Published: 12 October 2019
by MDPI
Remote Sensing, Volume 11; doi:10.3390/rs11202369
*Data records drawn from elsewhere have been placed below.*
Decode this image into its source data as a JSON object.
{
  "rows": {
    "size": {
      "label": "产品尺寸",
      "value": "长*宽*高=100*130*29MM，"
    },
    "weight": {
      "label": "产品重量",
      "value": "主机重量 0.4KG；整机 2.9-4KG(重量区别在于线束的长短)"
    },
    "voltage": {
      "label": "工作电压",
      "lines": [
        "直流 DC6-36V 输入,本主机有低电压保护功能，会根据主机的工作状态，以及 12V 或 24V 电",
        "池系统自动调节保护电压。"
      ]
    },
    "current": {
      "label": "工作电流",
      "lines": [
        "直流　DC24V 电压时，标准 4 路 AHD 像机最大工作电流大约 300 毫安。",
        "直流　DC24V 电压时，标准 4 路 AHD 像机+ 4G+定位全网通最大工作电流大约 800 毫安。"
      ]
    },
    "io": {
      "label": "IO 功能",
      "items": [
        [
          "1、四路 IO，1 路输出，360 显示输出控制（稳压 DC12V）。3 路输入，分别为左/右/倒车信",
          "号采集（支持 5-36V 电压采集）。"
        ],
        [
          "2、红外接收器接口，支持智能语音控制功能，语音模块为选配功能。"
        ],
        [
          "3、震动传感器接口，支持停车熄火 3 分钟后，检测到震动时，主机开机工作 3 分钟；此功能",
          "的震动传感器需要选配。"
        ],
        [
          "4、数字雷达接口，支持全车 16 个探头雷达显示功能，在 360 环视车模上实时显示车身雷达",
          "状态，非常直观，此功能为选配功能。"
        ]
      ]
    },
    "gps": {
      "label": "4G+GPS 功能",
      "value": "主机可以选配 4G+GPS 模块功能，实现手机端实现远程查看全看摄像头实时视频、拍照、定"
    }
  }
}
Abstract:Space-based data have provided important advances in understanding climate systems and processes in arid and semi-arid regions, which are hot-spot regions in terms of climate change and variability. This study assessed the performance of land surface temperatures (LSTs), retrieved from the Moderate-Resolution Imaging Spectroradiometer (MODIS) Aqua platform, over Egypt. Eight-day composites of daytime and nighttime LST data were aggregated and validated against near-surface seasonal and annual observational maximum and minimum air temperatures using data from 34 meteorological stations spanning the period from July 2002 to June 2015. A variety of accuracy metrics were employed to evaluate the performance of LST, including the bias, normalized root-mean-square error (nRMSE), Yule–Kendall (YK) skewness measure, and Spearman’s rho coefficient. The ability of LST to reproduce the seasonal cycle, anomalies, temporal variability, and the distribution of warm and cold tails of observational temperatures was also evaluated. Overall, the results indicate better performance of the nighttime LSTs compared to the daytime LSTs. Specifically, while nighttime LST tended to underestimate the minimum air temperature during winter, spring, and autumn on the order of −1.3, −1.2, and −1.4 °C, respectively, daytime LST markedly overestimated the maximum air temperature in all seasons, with values mostly above 5 °C. Importantly, the results indicate that the performance of LST over Egypt varies considerably as a function of season, lithology, and land use. LST performs better during transitional seasons (i.e., spring and autumn) compared to solstices (i.e., winter and summer). The varying interactions and feedbacks between the land surface and the atmosphere, especially the differences between sensible and latent heat fluxes, contribute largely to these seasonal variations. Spatially, LST performs better in areas with sandstone formations and quaternary sediments and, conversely, shows lower accuracy in regions with limestone, igneous, and metamorphic rocks. This behavior can be expected in hybrid arid and semi-arid regions like Egypt, where bare rocks contribute to the majority of the Egyptian territory, with a lack of vegetation cover. The low surface albedo of igneous and limestone rocks may explain the remarkable overestimation of daytime temperature in these regions, compared to the bright formations of higher surface albedo (i.e., sandy deserts and quaternary rocks). Overall, recalling the limited coverage of meteorological stations in Egypt, this study demonstrates that LST obtained from the MODIS product can be trustworthily employed as a surrogate for or a supplementary source to near-surface measurements, particularly for minimum air temperature. On the other hand, some bias correction techniques should be applied to daytime LSTs. In general, the fine space-based climatic information provided by MODIS LST can be used for a detailed spatial...